__Records__:

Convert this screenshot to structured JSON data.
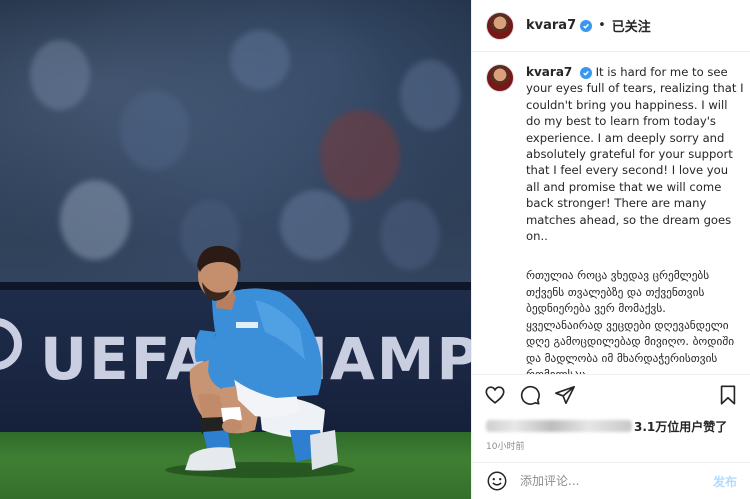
{
  "post": {
    "username": "kvara7",
    "follow_status": "已关注",
    "caption_en": "It is hard for me to see your eyes full of tears, realizing that I couldn't bring you happiness. I will do my best to learn from today's experience. I am deeply sorry and absolutely grateful for your support that I feel every second! I love you all and promise that we will come back stronger! There are many matches ahead, so the dream goes on..",
    "caption_ka": "რთულია როცა ვხედავ ცრემლებს თქვენს თვალებზე და თქვენთვის ბედნიერება ვერ მომაქვს. ყველანაირად ვეცდები დღევანდელი დღე გამოცდილებად მივიღო. ბოდიში და მადლობა იმ მხარდაჭერისთვის რომელსაც",
    "likes_text": "3.1万位用户赞了",
    "time": "10小时前",
    "comment_placeholder": "添加评论...",
    "post_button": "发布"
  },
  "photo": {
    "board_text": "UEFA CHAMPIO"
  },
  "icons": {
    "verified": "verified-badge-icon",
    "like": "heart-icon",
    "comment": "comment-icon",
    "share": "paper-plane-icon",
    "save": "bookmark-icon",
    "emoji": "smiley-icon"
  },
  "colors": {
    "verified": "#3897f0",
    "jersey": "#3a8fd8",
    "post_button": "#b3dbff"
  }
}
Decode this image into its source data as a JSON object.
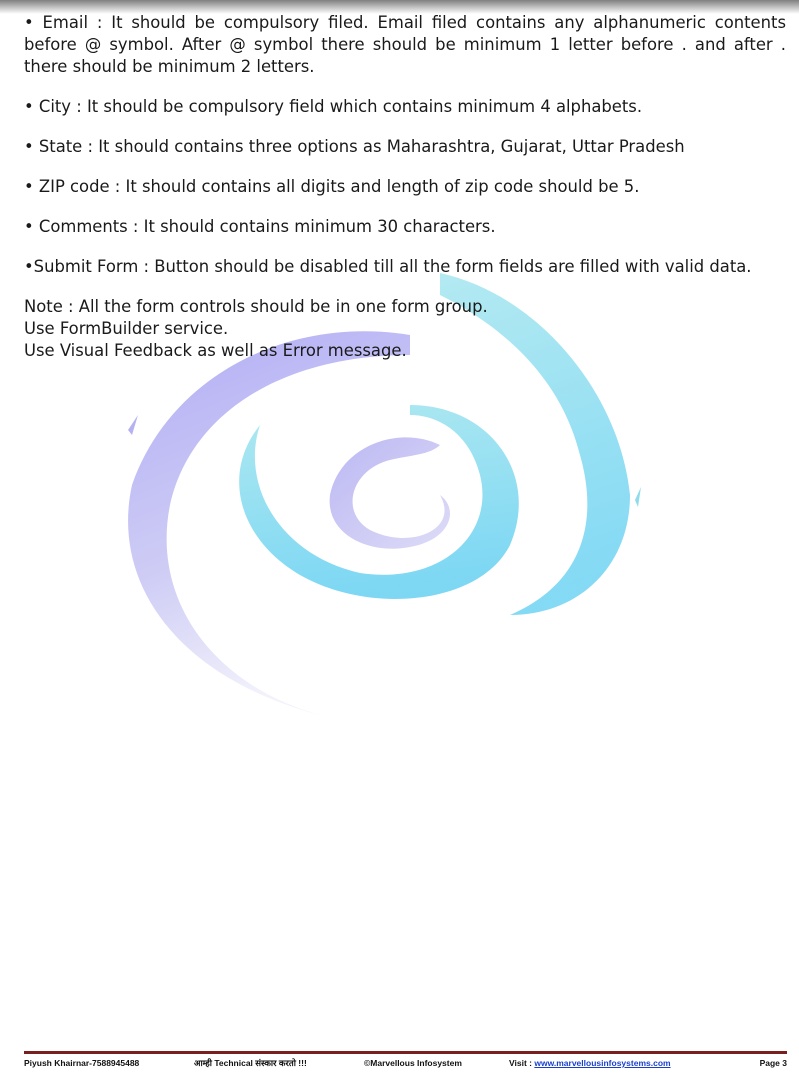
{
  "body": {
    "email": "• Email : It should be compulsory filed. Email filed contains any alphanumeric contents before @ symbol. After @ symbol there should be minimum 1 letter before . and after . there should be minimum 2 letters.",
    "city": "• City : It should be compulsory field which contains minimum 4 alphabets.",
    "state": "• State : It should contains three options as Maharashtra, Gujarat, Uttar Pradesh",
    "zip": "• ZIP code : It should contains all digits and length of zip code should be 5.",
    "comments": "• Comments : It should contains minimum 30 characters.",
    "submit": "•Submit Form : Button should be disabled till all the form fields are filled with valid data.",
    "note_lines": [
      "Note : All the form controls should be in one form group.",
      "Use FormBuilder service.",
      "Use Visual Feedback as well as Error message."
    ]
  },
  "footer": {
    "author": "Piyush Khairnar-7588945488",
    "tagline": "आम्ही Technical संस्कार करतो !!!",
    "copyright": "©Marvellous Infosystem",
    "visit_label": "Visit : ",
    "website": "www.marvellousinfosystems.com",
    "page": "Page 3"
  },
  "colors": {
    "swirl_purple": "#a9a4f4",
    "swirl_cyan": "#7fd8ee",
    "footer_rule": "#7a1f1f",
    "link": "#1a3fcc"
  }
}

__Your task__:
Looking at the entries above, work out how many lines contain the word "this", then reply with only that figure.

__Answer__:
2